[[ Listed records, beginning ]]

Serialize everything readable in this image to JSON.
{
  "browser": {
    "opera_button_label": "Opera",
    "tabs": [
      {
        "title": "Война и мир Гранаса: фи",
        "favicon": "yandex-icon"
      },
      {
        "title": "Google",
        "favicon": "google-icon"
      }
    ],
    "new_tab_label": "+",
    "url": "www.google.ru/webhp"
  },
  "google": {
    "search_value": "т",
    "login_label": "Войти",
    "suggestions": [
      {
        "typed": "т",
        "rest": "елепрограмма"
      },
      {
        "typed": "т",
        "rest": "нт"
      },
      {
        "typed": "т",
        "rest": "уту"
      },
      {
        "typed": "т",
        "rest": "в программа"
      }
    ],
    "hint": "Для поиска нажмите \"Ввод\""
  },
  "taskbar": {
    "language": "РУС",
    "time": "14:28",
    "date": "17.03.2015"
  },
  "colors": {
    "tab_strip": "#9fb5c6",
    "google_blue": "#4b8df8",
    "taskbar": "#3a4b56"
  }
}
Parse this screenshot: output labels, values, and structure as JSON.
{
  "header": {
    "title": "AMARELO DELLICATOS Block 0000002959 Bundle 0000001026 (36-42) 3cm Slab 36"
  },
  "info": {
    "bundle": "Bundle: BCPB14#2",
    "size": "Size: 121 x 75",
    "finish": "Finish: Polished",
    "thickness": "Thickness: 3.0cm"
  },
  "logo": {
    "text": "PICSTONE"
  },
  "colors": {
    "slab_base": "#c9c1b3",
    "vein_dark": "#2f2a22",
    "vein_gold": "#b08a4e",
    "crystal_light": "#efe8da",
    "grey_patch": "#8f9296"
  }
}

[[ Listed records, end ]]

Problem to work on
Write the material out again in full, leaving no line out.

Output
Serialize everything readable in this image to JSON.
{
  "browser": {
    "opera_button_label": "Opera",
    "tabs": [
      {
        "title": "Война и мир Гранаса: фи",
        "favicon": "yandex-icon"
      },
      {
        "title": "Google",
        "favicon": "google-icon"
      }
    ],
    "new_tab_label": "+",
    "url": "www.google.ru/webhp"
  },
  "google": {
    "search_value": "т",
    "login_label": "Войти",
    "suggestions": [
      {
        "typed": "т",
        "rest": "елепрограмма"
      },
      {
        "typed": "т",
        "rest": "нт"
      },
      {
        "typed": "т",
        "rest": "уту"
      },
      {
        "typed": "т",
        "rest": "в программа"
      }
    ],
    "hint": "Для поиска нажмите \"Ввод\""
  },
  "taskbar": {
    "language": "РУС",
    "time": "14:28",
    "date": "17.03.2015"
  },
  "colors": {
    "tab_strip": "#9fb5c6",
    "google_blue": "#4b8df8",
    "taskbar": "#3a4b56"
  }
}
Parse this screenshot: output labels, values, and structure as JSON.
{
  "header": {
    "title": "AMARELO DELLICATOS Block 0000002959 Bundle 0000001026 (36-42) 3cm Slab 36"
  },
  "info": {
    "bundle": "Bundle: BCPB14#2",
    "size": "Size: 121 x 75",
    "finish": "Finish: Polished",
    "thickness": "Thickness: 3.0cm"
  },
  "logo": {
    "text": "PICSTONE"
  },
  "colors": {
    "slab_base": "#c9c1b3",
    "vein_dark": "#2f2a22",
    "vein_gold": "#b08a4e",
    "crystal_light": "#efe8da",
    "grey_patch": "#8f9296"
  }
}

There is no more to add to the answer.